He confessed that of all the breads I make (and he’s sampled quite a few) panettone is his favorite. I was surprised. Had he had my panettone before? Josh was quick to remind me about a slightly undercooked loaf that he’d intercepted on its way to the compost months before. He’d taken it home and eaten every crumb. Its magic had seeped into him, too.
When you start making panettone you can buy expensive paper forms but this week I decided to see what else I had in my cupboard that might work. I found a cookie tin long ago emptied of its goodies and decided to give it a whirl. Lined with parchment, it produced a perfect loaf and didn’t cost me a thing.
Happy experimenting. Be sure to let me know how it goes! ….and don’t forget about the Baking with Maple Contest coming next weekend at the Genesee Country Museum! Remember kids get into the museum free next weekend! I’ve got some goodies planned to enter but you might want to check out some of my previous entries: Maple Cream Cheese Coffee Cake, Salted Maple Glazed Popcorn, and Roasted Veggie Pizza with Maple Balsamic Glaze!

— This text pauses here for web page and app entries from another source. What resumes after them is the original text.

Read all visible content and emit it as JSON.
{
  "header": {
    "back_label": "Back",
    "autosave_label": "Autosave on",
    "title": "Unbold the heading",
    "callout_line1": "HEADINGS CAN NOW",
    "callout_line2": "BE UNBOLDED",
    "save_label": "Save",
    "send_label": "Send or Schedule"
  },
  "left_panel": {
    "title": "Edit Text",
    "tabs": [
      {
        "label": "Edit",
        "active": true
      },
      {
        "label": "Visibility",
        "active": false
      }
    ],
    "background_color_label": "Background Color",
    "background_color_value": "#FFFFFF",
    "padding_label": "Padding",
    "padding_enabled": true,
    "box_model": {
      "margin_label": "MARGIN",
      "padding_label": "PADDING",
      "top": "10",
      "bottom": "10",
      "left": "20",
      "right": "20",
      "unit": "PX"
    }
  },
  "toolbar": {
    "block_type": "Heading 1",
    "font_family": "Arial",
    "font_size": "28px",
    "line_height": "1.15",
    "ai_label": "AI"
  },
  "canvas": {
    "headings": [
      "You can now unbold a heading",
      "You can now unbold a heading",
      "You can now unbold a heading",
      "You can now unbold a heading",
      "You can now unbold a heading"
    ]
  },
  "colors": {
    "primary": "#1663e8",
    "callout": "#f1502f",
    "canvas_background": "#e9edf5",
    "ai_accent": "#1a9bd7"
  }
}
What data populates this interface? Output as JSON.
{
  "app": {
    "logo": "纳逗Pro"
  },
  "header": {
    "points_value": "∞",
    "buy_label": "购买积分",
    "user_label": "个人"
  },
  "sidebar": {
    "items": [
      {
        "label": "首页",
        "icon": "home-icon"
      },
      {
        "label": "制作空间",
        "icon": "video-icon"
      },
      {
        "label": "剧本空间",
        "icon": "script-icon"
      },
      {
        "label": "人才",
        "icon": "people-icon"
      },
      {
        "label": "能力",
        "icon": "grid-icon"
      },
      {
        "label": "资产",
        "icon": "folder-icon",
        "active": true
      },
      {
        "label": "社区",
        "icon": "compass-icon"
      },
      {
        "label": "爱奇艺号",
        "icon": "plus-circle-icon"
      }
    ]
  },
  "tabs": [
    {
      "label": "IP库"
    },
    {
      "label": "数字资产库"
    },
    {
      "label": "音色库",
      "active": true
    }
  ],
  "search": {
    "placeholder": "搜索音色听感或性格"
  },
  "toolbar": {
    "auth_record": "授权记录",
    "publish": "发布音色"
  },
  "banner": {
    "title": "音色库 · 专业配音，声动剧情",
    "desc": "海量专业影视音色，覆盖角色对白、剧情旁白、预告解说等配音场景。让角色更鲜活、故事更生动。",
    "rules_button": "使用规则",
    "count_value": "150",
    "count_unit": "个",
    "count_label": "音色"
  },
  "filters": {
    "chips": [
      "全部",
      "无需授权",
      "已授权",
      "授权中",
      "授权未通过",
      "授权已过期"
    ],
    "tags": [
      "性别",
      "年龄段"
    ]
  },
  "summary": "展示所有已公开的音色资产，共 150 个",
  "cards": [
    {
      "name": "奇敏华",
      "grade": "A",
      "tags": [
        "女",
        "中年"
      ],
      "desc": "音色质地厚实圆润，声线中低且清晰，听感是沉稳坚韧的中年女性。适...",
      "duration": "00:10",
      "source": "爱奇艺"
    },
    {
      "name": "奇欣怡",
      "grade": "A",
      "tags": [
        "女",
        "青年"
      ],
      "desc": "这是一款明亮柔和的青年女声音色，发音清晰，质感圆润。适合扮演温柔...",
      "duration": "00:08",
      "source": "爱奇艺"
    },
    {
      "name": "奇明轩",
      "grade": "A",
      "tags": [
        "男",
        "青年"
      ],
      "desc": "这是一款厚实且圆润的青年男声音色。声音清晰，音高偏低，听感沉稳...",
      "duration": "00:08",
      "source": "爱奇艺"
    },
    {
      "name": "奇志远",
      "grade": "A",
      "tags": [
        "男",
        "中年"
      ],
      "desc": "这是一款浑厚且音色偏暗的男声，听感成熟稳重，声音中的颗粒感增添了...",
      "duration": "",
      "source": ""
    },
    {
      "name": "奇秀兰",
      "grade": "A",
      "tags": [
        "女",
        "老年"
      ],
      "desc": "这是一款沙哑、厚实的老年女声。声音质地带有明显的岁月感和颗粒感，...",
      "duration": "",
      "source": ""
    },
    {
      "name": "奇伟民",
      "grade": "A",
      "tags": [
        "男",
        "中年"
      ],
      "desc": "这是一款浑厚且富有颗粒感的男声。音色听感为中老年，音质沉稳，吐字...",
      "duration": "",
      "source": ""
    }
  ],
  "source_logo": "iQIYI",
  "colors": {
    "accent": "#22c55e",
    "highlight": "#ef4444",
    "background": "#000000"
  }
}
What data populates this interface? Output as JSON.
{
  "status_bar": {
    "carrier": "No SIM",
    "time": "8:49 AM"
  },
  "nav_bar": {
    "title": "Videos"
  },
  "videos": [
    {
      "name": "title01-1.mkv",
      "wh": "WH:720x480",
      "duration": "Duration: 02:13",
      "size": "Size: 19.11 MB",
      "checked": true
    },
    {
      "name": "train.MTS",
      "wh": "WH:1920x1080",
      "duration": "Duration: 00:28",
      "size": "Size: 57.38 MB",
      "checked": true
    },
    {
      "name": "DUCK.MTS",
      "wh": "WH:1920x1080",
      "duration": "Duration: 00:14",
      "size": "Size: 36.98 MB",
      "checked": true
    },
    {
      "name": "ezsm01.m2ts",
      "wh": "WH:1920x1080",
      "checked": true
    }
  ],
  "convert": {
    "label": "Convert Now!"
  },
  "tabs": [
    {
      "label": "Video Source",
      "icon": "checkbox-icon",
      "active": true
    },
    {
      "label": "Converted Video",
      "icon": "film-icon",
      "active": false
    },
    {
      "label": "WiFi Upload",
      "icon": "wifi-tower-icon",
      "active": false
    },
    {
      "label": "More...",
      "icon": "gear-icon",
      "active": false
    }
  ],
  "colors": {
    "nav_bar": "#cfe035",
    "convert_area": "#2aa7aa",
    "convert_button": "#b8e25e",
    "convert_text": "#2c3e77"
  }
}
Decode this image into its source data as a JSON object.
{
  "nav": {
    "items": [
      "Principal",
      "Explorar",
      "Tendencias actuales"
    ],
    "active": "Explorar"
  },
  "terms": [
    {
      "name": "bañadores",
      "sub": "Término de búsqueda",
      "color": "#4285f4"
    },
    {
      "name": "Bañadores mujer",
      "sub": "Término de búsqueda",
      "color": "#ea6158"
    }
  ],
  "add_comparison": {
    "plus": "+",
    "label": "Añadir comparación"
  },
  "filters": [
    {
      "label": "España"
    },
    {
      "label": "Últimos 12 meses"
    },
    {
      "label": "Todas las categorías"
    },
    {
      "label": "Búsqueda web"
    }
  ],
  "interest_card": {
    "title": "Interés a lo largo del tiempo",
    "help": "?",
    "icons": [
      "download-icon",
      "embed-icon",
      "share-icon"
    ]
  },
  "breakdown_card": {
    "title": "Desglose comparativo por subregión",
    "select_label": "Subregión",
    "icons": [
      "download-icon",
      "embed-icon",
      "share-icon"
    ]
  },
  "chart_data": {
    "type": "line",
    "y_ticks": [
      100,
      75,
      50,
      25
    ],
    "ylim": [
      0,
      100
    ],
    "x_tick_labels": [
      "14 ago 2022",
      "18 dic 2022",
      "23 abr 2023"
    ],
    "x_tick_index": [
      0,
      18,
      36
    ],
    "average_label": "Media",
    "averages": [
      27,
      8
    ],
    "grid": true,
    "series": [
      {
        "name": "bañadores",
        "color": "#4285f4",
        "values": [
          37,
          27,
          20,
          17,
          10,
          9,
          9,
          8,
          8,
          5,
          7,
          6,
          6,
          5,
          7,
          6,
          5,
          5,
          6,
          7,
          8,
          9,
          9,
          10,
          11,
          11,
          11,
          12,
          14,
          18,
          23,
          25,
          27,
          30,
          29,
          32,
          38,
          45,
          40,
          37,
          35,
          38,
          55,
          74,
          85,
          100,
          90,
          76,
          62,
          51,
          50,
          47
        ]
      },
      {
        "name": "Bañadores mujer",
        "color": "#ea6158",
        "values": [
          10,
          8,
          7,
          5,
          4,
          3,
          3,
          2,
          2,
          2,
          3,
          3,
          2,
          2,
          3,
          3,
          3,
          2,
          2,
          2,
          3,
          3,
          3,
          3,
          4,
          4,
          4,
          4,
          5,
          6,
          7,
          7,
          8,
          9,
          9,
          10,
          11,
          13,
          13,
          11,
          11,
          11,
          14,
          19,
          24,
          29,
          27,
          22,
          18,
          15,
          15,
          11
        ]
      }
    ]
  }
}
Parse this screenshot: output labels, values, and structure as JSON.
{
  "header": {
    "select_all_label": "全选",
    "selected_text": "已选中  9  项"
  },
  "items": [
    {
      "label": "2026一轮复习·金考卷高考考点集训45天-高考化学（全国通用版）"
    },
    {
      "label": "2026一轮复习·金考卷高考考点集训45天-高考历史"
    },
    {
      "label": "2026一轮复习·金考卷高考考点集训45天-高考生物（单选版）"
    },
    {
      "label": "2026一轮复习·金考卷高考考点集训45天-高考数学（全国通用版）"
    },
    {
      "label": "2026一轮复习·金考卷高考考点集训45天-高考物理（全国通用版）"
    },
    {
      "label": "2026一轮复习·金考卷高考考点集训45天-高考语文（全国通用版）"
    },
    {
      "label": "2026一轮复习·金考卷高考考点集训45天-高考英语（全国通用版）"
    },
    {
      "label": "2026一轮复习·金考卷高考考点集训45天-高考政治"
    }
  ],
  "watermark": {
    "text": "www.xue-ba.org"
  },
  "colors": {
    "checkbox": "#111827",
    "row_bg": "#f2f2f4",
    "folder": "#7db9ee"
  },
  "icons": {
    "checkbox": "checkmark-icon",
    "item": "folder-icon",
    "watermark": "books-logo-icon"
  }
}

Hope to see you around the bread bowl one day soon!
Panettone Bucket Bread (based on recipe in King Arthur Baker’s Companion)
1 1/2 cup all-purpose flour
1/2 tsp yeast
1/2 cup cool water
2 1/2 cups all-purpose flour
3 large eggs (save part of one of the whites to brush the top before baking)
8 Tbsp. softened butter (1 stick), cut in small chunks
2 teaspoons vanilla
1/4 tsp lemon oil (I substituted Fiori di Sicilia)
5 teaspoons instant yeast
1 1/4 teaspoons salt
1 1/2 cups (about 9 ounces) combined dried fruit (my favorite blend is 1/2 cup each of golden raisins, dried apricots, dried cranberries, and slivered or chopped almonds though my daughter likes a chocolate add-in and Darrell loves currants)
Make the starter the night before. Combine all ingredients in a medium-sized bowl, cover, and allow them to rest overnight (8 to 12 hours).
Make the dough by combining all of the dough ingredients (including your starter) except the fruit. Knead into a soft, smooth dough. A dough hook and a mixer really are helpful with this dough. Allow to rest for about an hour.
Gradually begin to add in the fruit just until combined. (King Arthur warns that too much working of the fruit will release fruit sugar and cause a slower rise) This part can be challenging but stick with it. Remember slow and steady wins the race.
Gently shape the dough into a ball. You can place it into a panettone pan or paper mold if you have one but many other things will work well, too. I lined an old cookie tin/bucket that I found in my cupboard with parchment paper and it worked great!
Cover and let it rise (if you’re using one) for at least 2 hours. I’ve generally let it go 4 (or more!). It will puff some but not double in size.
Before putting it into the oven I like to brush it with a little egg white mixed with water and sprinkle it with sugar and slivered almonds. As an alternative, use a knife to cut an X in the top and place 1 tablespoon of cold butter in the middle before baking.
Bake in a preheated 350 degree oven for 45 minutes. Tent the loaf with a piece of foil if it browns too quickly and continue baking for another 30 minutes to an hour. It will brown and give appearance of being baked but PLEASE note that baking times have varied widely for me. This is one of the only loaves that I use a thermometer for. The internal temperature should be around 190 degree.
Remove panettone from oven. It can collapse a bit when cooled upright so I’ve angled my loaf to cool and rotated it periodically through the cooling. I’ve also skewered my loaf and turned it upside down to cool when I’ve used paper molds….and, of course, I’ve cooled it upright and it’s all gotten eaten anyway!
This bread keeps for a week or two and freezes well!